Task brief: Print the records below exactly, omitting all pictures.

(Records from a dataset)
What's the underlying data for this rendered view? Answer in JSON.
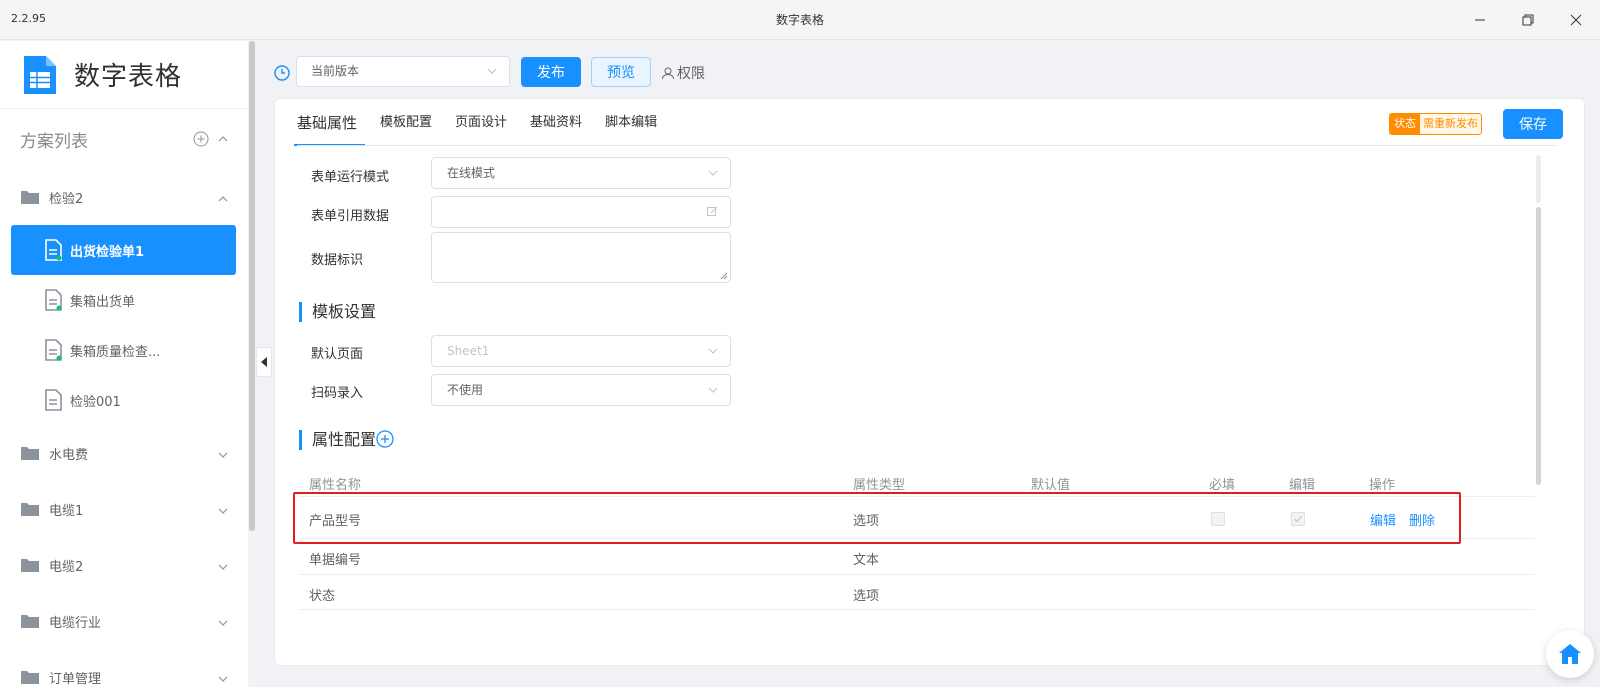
{
  "window": {
    "version": "2.2.95",
    "title": "数字表格"
  },
  "sidebar": {
    "app_name": "数字表格",
    "plan_list_title": "方案列表",
    "groups": [
      {
        "label": "检验2",
        "expanded": true,
        "items": [
          {
            "label": "出货检验单1",
            "active": true
          },
          {
            "label": "集箱出货单",
            "active": false
          },
          {
            "label": "集箱质量检查...",
            "active": false
          },
          {
            "label": "检验001",
            "active": false
          }
        ]
      },
      {
        "label": "水电费",
        "expanded": false
      },
      {
        "label": "电缆1",
        "expanded": false
      },
      {
        "label": "电缆2",
        "expanded": false
      },
      {
        "label": "电缆行业",
        "expanded": false
      },
      {
        "label": "订单管理",
        "expanded": false
      }
    ]
  },
  "toolbar": {
    "version_select": "当前版本",
    "publish_label": "发布",
    "preview_label": "预览",
    "permission_label": "权限"
  },
  "tabs": [
    {
      "label": "基础属性",
      "active": true
    },
    {
      "label": "模板配置",
      "active": false
    },
    {
      "label": "页面设计",
      "active": false
    },
    {
      "label": "基础资料",
      "active": false
    },
    {
      "label": "脚本编辑",
      "active": false
    }
  ],
  "status": {
    "label": "状态",
    "value": "需重新发布"
  },
  "save_label": "保存",
  "form": {
    "run_mode_label": "表单运行模式",
    "run_mode_value": "在线模式",
    "ref_data_label": "表单引用数据",
    "ref_data_value": "",
    "data_id_label": "数据标识",
    "data_id_value": ""
  },
  "template_section": {
    "title": "模板设置",
    "default_page_label": "默认页面",
    "default_page_value": "Sheet1",
    "scan_label": "扫码录入",
    "scan_value": "不使用"
  },
  "attr_section": {
    "title": "属性配置",
    "columns": [
      "属性名称",
      "属性类型",
      "默认值",
      "必填",
      "编辑",
      "操作"
    ],
    "rows": [
      {
        "name": "产品型号",
        "type": "选项",
        "default": "",
        "required": false,
        "editable": true,
        "actions": [
          "编辑",
          "删除"
        ]
      },
      {
        "name": "单据编号",
        "type": "文本",
        "default": "",
        "actions": []
      },
      {
        "name": "状态",
        "type": "选项",
        "default": "",
        "actions": []
      }
    ]
  },
  "colors": {
    "primary": "#1890ff",
    "status_orange": "#ff8c00",
    "highlight_red": "#e51c1c"
  }
}
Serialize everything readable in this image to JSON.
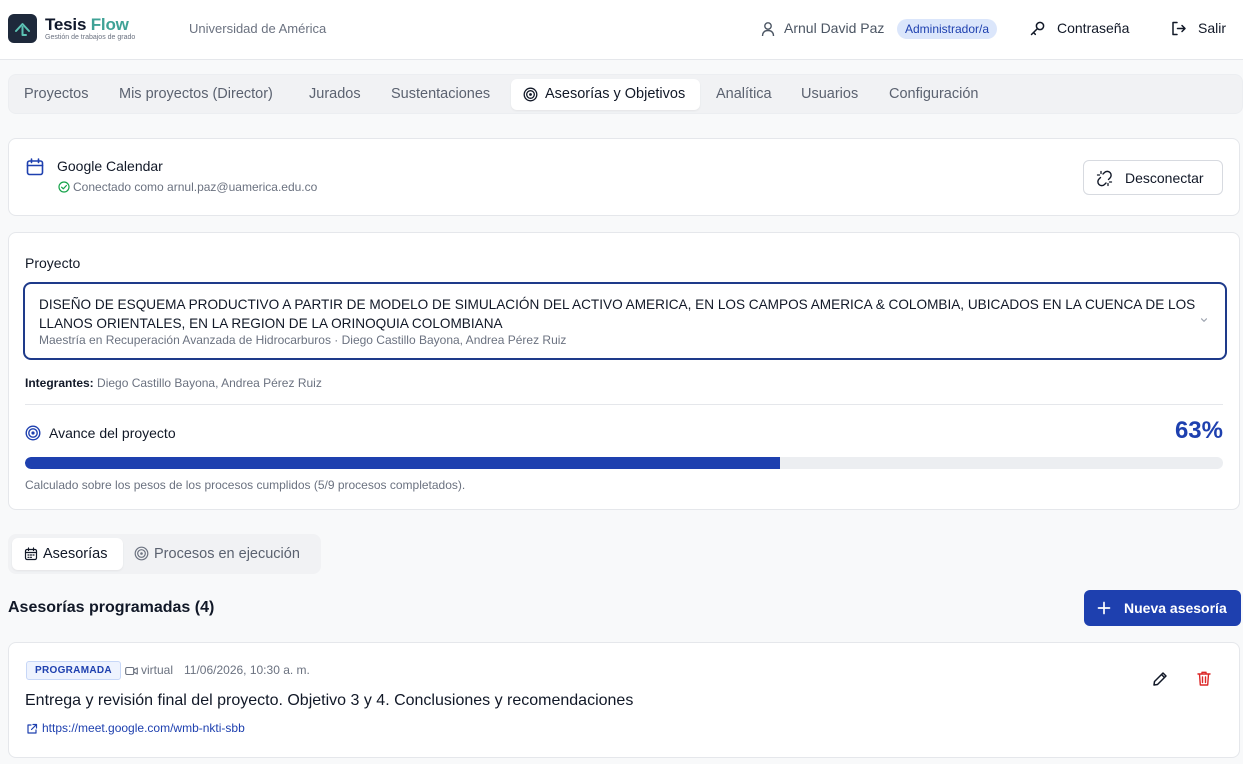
{
  "app": {
    "brand_main": "Tesis",
    "brand_accent": "Flow",
    "brand_sub": "Gestión de trabajos de grado",
    "institution": "Universidad de América"
  },
  "header": {
    "user_name": "Arnul David Paz",
    "role": "Administrador/a",
    "password_label": "Contraseña",
    "logout_label": "Salir"
  },
  "nav": {
    "tabs": [
      {
        "label": "Proyectos"
      },
      {
        "label": "Mis proyectos (Director)"
      },
      {
        "label": "Jurados"
      },
      {
        "label": "Sustentaciones"
      },
      {
        "label": "Asesorías y Objetivos",
        "active": true
      },
      {
        "label": "Analítica"
      },
      {
        "label": "Usuarios"
      },
      {
        "label": "Configuración"
      }
    ]
  },
  "calendar": {
    "title": "Google Calendar",
    "status": "Conectado como arnul.paz@uamerica.edu.co",
    "disconnect_label": "Desconectar"
  },
  "project": {
    "label": "Proyecto",
    "selected_title": "DISEÑO DE ESQUEMA PRODUCTIVO A PARTIR DE MODELO DE SIMULACIÓN DEL ACTIVO AMERICA, EN LOS CAMPOS AMERICA & COLOMBIA, UBICADOS EN LA CUENCA DE LOS LLANOS ORIENTALES, EN LA REGION DE LA ORINOQUIA COLOMBIANA",
    "selected_subtitle": "Maestría en Recuperación Avanzada de Hidrocarburos · Diego Castillo Bayona, Andrea Pérez Ruiz",
    "members_label": "Integrantes:",
    "members": "Diego Castillo Bayona, Andrea Pérez Ruiz",
    "progress_label": "Avance del proyecto",
    "progress_text": "63%",
    "progress_value": 63,
    "progress_note": "Calculado sobre los pesos de los procesos cumplidos (5/9 procesos completados)."
  },
  "subtabs": {
    "asesorias": "Asesorías",
    "procesos": "Procesos en ejecución"
  },
  "asesorias": {
    "section_title": "Asesorías programadas (4)",
    "new_label": "Nueva asesoría",
    "items": [
      {
        "status": "PROGRAMADA",
        "mode": "virtual",
        "datetime": "11/06/2026, 10:30 a. m.",
        "title": "Entrega y revisión final del proyecto. Objetivo 3 y 4. Conclusiones y recomendaciones",
        "link": "https://meet.google.com/wmb-nkti-sbb"
      }
    ]
  },
  "colors": {
    "primary": "#1e40af",
    "brand_accent": "#3fa296",
    "danger": "#dc2626",
    "success": "#16a34a"
  },
  "icons": [
    "logo-icon",
    "user-icon",
    "key-icon",
    "logout-icon",
    "target-icon",
    "calendar-icon",
    "check-circle-icon",
    "unlink-icon",
    "chevron-down-icon",
    "plus-icon",
    "video-icon",
    "external-link-icon",
    "pencil-icon",
    "trash-icon"
  ]
}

Solution:
What's the underlying data for this rendered view? Answer in JSON.
{
  "window": {
    "version": "2.2.95",
    "title": "数字表格"
  },
  "sidebar": {
    "app_name": "数字表格",
    "plan_list_title": "方案列表",
    "groups": [
      {
        "label": "检验2",
        "expanded": true,
        "items": [
          {
            "label": "出货检验单1",
            "active": true
          },
          {
            "label": "集箱出货单",
            "active": false
          },
          {
            "label": "集箱质量检查...",
            "active": false
          },
          {
            "label": "检验001",
            "active": false
          }
        ]
      },
      {
        "label": "水电费",
        "expanded": false
      },
      {
        "label": "电缆1",
        "expanded": false
      },
      {
        "label": "电缆2",
        "expanded": false
      },
      {
        "label": "电缆行业",
        "expanded": false
      },
      {
        "label": "订单管理",
        "expanded": false
      }
    ]
  },
  "toolbar": {
    "version_select": "当前版本",
    "publish_label": "发布",
    "preview_label": "预览",
    "permission_label": "权限"
  },
  "tabs": [
    {
      "label": "基础属性",
      "active": true
    },
    {
      "label": "模板配置",
      "active": false
    },
    {
      "label": "页面设计",
      "active": false
    },
    {
      "label": "基础资料",
      "active": false
    },
    {
      "label": "脚本编辑",
      "active": false
    }
  ],
  "status": {
    "label": "状态",
    "value": "需重新发布"
  },
  "save_label": "保存",
  "form": {
    "run_mode_label": "表单运行模式",
    "run_mode_value": "在线模式",
    "ref_data_label": "表单引用数据",
    "ref_data_value": "",
    "data_id_label": "数据标识",
    "data_id_value": ""
  },
  "template_section": {
    "title": "模板设置",
    "default_page_label": "默认页面",
    "default_page_value": "Sheet1",
    "scan_label": "扫码录入",
    "scan_value": "不使用"
  },
  "attr_section": {
    "title": "属性配置",
    "columns": [
      "属性名称",
      "属性类型",
      "默认值",
      "必填",
      "编辑",
      "操作"
    ],
    "rows": [
      {
        "name": "产品型号",
        "type": "选项",
        "default": "",
        "required": false,
        "editable": true,
        "actions": [
          "编辑",
          "删除"
        ]
      },
      {
        "name": "单据编号",
        "type": "文本",
        "default": "",
        "actions": []
      },
      {
        "name": "状态",
        "type": "选项",
        "default": "",
        "actions": []
      }
    ]
  },
  "colors": {
    "primary": "#1890ff",
    "status_orange": "#ff8c00",
    "highlight_red": "#e51c1c"
  }
}
Serialize everything readable in this image to JSON.
{
  "app": {
    "brand_main": "Tesis",
    "brand_accent": "Flow",
    "brand_sub": "Gestión de trabajos de grado",
    "institution": "Universidad de América"
  },
  "header": {
    "user_name": "Arnul David Paz",
    "role": "Administrador/a",
    "password_label": "Contraseña",
    "logout_label": "Salir"
  },
  "nav": {
    "tabs": [
      {
        "label": "Proyectos"
      },
      {
        "label": "Mis proyectos (Director)"
      },
      {
        "label": "Jurados"
      },
      {
        "label": "Sustentaciones"
      },
      {
        "label": "Asesorías y Objetivos",
        "active": true
      },
      {
        "label": "Analítica"
      },
      {
        "label": "Usuarios"
      },
      {
        "label": "Configuración"
      }
    ]
  },
  "calendar": {
    "title": "Google Calendar",
    "status": "Conectado como arnul.paz@uamerica.edu.co",
    "disconnect_label": "Desconectar"
  },
  "project": {
    "label": "Proyecto",
    "selected_title": "DISEÑO DE ESQUEMA PRODUCTIVO A PARTIR DE MODELO DE SIMULACIÓN DEL ACTIVO AMERICA, EN LOS CAMPOS AMERICA & COLOMBIA, UBICADOS EN LA CUENCA DE LOS LLANOS ORIENTALES, EN LA REGION DE LA ORINOQUIA COLOMBIANA",
    "selected_subtitle": "Maestría en Recuperación Avanzada de Hidrocarburos · Diego Castillo Bayona, Andrea Pérez Ruiz",
    "members_label": "Integrantes:",
    "members": "Diego Castillo Bayona, Andrea Pérez Ruiz",
    "progress_label": "Avance del proyecto",
    "progress_text": "63%",
    "progress_value": 63,
    "progress_note": "Calculado sobre los pesos de los procesos cumplidos (5/9 procesos completados)."
  },
  "subtabs": {
    "asesorias": "Asesorías",
    "procesos": "Procesos en ejecución"
  },
  "asesorias": {
    "section_title": "Asesorías programadas (4)",
    "new_label": "Nueva asesoría",
    "items": [
      {
        "status": "PROGRAMADA",
        "mode": "virtual",
        "datetime": "11/06/2026, 10:30 a. m.",
        "title": "Entrega y revisión final del proyecto. Objetivo 3 y 4. Conclusiones y recomendaciones",
        "link": "https://meet.google.com/wmb-nkti-sbb"
      }
    ]
  },
  "colors": {
    "primary": "#1e40af",
    "brand_accent": "#3fa296",
    "danger": "#dc2626",
    "success": "#16a34a"
  },
  "icons": [
    "logo-icon",
    "user-icon",
    "key-icon",
    "logout-icon",
    "target-icon",
    "calendar-icon",
    "check-circle-icon",
    "unlink-icon",
    "chevron-down-icon",
    "plus-icon",
    "video-icon",
    "external-link-icon",
    "pencil-icon",
    "trash-icon"
  ]
}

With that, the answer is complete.